> _What is needed_
In this exercise, each record below is to be written out again exactly.

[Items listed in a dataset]
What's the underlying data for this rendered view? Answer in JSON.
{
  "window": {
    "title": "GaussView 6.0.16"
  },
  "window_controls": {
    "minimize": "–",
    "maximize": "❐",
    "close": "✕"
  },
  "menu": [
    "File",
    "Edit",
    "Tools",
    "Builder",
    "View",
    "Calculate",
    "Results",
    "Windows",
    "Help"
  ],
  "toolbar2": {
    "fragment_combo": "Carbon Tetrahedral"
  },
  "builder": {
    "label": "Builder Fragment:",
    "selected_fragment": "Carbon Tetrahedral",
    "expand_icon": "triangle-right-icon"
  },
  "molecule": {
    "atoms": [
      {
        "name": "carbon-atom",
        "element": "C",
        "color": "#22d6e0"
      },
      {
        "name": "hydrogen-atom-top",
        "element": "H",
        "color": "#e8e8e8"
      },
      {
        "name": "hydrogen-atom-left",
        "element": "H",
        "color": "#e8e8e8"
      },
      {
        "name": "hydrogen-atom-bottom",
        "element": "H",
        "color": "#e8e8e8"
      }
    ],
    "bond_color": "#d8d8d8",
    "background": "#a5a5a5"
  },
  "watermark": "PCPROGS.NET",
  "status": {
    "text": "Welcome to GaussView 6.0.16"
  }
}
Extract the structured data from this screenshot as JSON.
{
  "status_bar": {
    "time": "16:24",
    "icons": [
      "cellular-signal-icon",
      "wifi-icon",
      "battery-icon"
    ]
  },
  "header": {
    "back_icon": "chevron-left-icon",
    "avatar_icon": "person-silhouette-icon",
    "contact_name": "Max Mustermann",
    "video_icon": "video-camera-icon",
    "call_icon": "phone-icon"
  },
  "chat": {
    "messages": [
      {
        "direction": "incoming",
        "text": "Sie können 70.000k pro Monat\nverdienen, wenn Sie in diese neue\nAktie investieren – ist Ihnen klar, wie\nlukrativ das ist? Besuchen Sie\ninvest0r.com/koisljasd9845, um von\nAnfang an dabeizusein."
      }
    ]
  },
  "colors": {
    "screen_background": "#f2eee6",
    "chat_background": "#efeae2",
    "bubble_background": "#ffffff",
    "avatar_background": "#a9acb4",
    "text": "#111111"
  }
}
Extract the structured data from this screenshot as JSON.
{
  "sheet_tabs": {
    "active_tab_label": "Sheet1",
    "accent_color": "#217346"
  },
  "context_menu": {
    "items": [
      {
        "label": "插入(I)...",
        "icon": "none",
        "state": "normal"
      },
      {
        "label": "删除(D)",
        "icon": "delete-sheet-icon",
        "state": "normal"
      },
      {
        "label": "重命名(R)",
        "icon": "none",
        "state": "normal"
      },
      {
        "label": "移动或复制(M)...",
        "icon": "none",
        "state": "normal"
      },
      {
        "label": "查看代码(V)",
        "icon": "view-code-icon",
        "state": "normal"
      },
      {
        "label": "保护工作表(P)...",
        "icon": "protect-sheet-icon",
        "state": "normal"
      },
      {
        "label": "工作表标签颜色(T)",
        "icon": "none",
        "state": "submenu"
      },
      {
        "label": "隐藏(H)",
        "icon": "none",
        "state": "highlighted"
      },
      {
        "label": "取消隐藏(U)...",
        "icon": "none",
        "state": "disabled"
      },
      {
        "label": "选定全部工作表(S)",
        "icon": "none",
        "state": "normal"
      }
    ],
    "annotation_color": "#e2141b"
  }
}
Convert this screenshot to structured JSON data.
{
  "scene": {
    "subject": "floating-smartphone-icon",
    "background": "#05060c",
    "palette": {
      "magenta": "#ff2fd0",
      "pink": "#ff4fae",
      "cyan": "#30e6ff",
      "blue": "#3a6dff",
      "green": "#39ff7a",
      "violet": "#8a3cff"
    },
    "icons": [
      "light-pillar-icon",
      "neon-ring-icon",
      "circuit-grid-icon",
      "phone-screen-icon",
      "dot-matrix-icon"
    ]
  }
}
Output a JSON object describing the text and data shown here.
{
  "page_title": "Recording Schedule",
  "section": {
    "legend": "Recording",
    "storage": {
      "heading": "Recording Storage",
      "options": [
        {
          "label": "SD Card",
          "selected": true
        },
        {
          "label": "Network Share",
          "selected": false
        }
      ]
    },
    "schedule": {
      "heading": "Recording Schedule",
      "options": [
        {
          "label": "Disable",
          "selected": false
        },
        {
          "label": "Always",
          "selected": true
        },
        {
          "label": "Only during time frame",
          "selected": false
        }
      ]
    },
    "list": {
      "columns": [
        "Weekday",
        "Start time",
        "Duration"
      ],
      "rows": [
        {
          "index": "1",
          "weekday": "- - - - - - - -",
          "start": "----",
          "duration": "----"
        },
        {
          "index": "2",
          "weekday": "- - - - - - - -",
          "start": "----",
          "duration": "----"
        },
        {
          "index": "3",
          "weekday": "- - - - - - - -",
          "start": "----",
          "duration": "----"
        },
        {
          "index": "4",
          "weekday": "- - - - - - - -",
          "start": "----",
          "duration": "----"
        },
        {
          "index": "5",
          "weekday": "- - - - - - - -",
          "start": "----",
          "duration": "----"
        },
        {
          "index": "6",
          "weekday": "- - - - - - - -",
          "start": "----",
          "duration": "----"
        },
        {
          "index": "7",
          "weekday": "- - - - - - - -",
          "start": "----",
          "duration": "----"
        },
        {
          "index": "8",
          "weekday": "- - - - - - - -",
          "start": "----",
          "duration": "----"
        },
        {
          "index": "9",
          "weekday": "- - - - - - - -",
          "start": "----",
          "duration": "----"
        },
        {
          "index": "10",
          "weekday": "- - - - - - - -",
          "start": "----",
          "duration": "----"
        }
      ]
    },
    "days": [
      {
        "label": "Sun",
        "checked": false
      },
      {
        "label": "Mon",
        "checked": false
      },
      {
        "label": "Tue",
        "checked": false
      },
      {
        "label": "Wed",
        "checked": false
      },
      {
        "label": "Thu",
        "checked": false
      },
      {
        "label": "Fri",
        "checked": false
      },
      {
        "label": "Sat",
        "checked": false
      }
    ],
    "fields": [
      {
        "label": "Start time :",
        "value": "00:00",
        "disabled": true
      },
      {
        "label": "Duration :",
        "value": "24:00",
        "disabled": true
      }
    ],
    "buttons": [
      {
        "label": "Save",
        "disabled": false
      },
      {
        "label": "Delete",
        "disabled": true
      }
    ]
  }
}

> _Exercise output_
What's the underlying data for this rendered view? Answer in JSON.
{
  "window": {
    "title": "GaussView 6.0.16"
  },
  "window_controls": {
    "minimize": "–",
    "maximize": "❐",
    "close": "✕"
  },
  "menu": [
    "File",
    "Edit",
    "Tools",
    "Builder",
    "View",
    "Calculate",
    "Results",
    "Windows",
    "Help"
  ],
  "toolbar2": {
    "fragment_combo": "Carbon Tetrahedral"
  },
  "builder": {
    "label": "Builder Fragment:",
    "selected_fragment": "Carbon Tetrahedral",
    "expand_icon": "triangle-right-icon"
  },
  "molecule": {
    "atoms": [
      {
        "name": "carbon-atom",
        "element": "C",
        "color": "#22d6e0"
      },
      {
        "name": "hydrogen-atom-top",
        "element": "H",
        "color": "#e8e8e8"
      },
      {
        "name": "hydrogen-atom-left",
        "element": "H",
        "color": "#e8e8e8"
      },
      {
        "name": "hydrogen-atom-bottom",
        "element": "H",
        "color": "#e8e8e8"
      }
    ],
    "bond_color": "#d8d8d8",
    "background": "#a5a5a5"
  },
  "watermark": "PCPROGS.NET",
  "status": {
    "text": "Welcome to GaussView 6.0.16"
  }
}
Extract the structured data from this screenshot as JSON.
{
  "status_bar": {
    "time": "16:24",
    "icons": [
      "cellular-signal-icon",
      "wifi-icon",
      "battery-icon"
    ]
  },
  "header": {
    "back_icon": "chevron-left-icon",
    "avatar_icon": "person-silhouette-icon",
    "contact_name": "Max Mustermann",
    "video_icon": "video-camera-icon",
    "call_icon": "phone-icon"
  },
  "chat": {
    "messages": [
      {
        "direction": "incoming",
        "text": "Sie können 70.000k pro Monat\nverdienen, wenn Sie in diese neue\nAktie investieren – ist Ihnen klar, wie\nlukrativ das ist? Besuchen Sie\ninvest0r.com/koisljasd9845, um von\nAnfang an dabeizusein."
      }
    ]
  },
  "colors": {
    "screen_background": "#f2eee6",
    "chat_background": "#efeae2",
    "bubble_background": "#ffffff",
    "avatar_background": "#a9acb4",
    "text": "#111111"
  }
}
Extract the structured data from this screenshot as JSON.
{
  "sheet_tabs": {
    "active_tab_label": "Sheet1",
    "accent_color": "#217346"
  },
  "context_menu": {
    "items": [
      {
        "label": "插入(I)...",
        "icon": "none",
        "state": "normal"
      },
      {
        "label": "删除(D)",
        "icon": "delete-sheet-icon",
        "state": "normal"
      },
      {
        "label": "重命名(R)",
        "icon": "none",
        "state": "normal"
      },
      {
        "label": "移动或复制(M)...",
        "icon": "none",
        "state": "normal"
      },
      {
        "label": "查看代码(V)",
        "icon": "view-code-icon",
        "state": "normal"
      },
      {
        "label": "保护工作表(P)...",
        "icon": "protect-sheet-icon",
        "state": "normal"
      },
      {
        "label": "工作表标签颜色(T)",
        "icon": "none",
        "state": "submenu"
      },
      {
        "label": "隐藏(H)",
        "icon": "none",
        "state": "highlighted"
      },
      {
        "label": "取消隐藏(U)...",
        "icon": "none",
        "state": "disabled"
      },
      {
        "label": "选定全部工作表(S)",
        "icon": "none",
        "state": "normal"
      }
    ],
    "annotation_color": "#e2141b"
  }
}
Convert this screenshot to structured JSON data.
{
  "scene": {
    "subject": "floating-smartphone-icon",
    "background": "#05060c",
    "palette": {
      "magenta": "#ff2fd0",
      "pink": "#ff4fae",
      "cyan": "#30e6ff",
      "blue": "#3a6dff",
      "green": "#39ff7a",
      "violet": "#8a3cff"
    },
    "icons": [
      "light-pillar-icon",
      "neon-ring-icon",
      "circuit-grid-icon",
      "phone-screen-icon",
      "dot-matrix-icon"
    ]
  }
}
Output a JSON object describing the text and data shown here.
{
  "page_title": "Recording Schedule",
  "section": {
    "legend": "Recording",
    "storage": {
      "heading": "Recording Storage",
      "options": [
        {
          "label": "SD Card",
          "selected": true
        },
        {
          "label": "Network Share",
          "selected": false
        }
      ]
    },
    "schedule": {
      "heading": "Recording Schedule",
      "options": [
        {
          "label": "Disable",
          "selected": false
        },
        {
          "label": "Always",
          "selected": true
        },
        {
          "label": "Only during time frame",
          "selected": false
        }
      ]
    },
    "list": {
      "columns": [
        "Weekday",
        "Start time",
        "Duration"
      ],
      "rows": [
        {
          "index": "1",
          "weekday": "- - - - - - - -",
          "start": "----",
          "duration": "----"
        },
        {
          "index": "2",
          "weekday": "- - - - - - - -",
          "start": "----",
          "duration": "----"
        },
        {
          "index": "3",
          "weekday": "- - - - - - - -",
          "start": "----",
          "duration": "----"
        },
        {
          "index": "4",
          "weekday": "- - - - - - - -",
          "start": "----",
          "duration": "----"
        },
        {
          "index": "5",
          "weekday": "- - - - - - - -",
          "start": "----",
          "duration": "----"
        },
        {
          "index": "6",
          "weekday": "- - - - - - - -",
          "start": "----",
          "duration": "----"
        },
        {
          "index": "7",
          "weekday": "- - - - - - - -",
          "start": "----",
          "duration": "----"
        },
        {
          "index": "8",
          "weekday": "- - - - - - - -",
          "start": "----",
          "duration": "----"
        },
        {
          "index": "9",
          "weekday": "- - - - - - - -",
          "start": "----",
          "duration": "----"
        },
        {
          "index": "10",
          "weekday": "- - - - - - - -",
          "start": "----",
          "duration": "----"
        }
      ]
    },
    "days": [
      {
        "label": "Sun",
        "checked": false
      },
      {
        "label": "Mon",
        "checked": false
      },
      {
        "label": "Tue",
        "checked": false
      },
      {
        "label": "Wed",
        "checked": false
      },
      {
        "label": "Thu",
        "checked": false
      },
      {
        "label": "Fri",
        "checked": false
      },
      {
        "label": "Sat",
        "checked": false
      }
    ],
    "fields": [
      {
        "label": "Start time :",
        "value": "00:00",
        "disabled": true
      },
      {
        "label": "Duration :",
        "value": "24:00",
        "disabled": true
      }
    ],
    "buttons": [
      {
        "label": "Save",
        "disabled": false
      },
      {
        "label": "Delete",
        "disabled": true
      }
    ]
  }
}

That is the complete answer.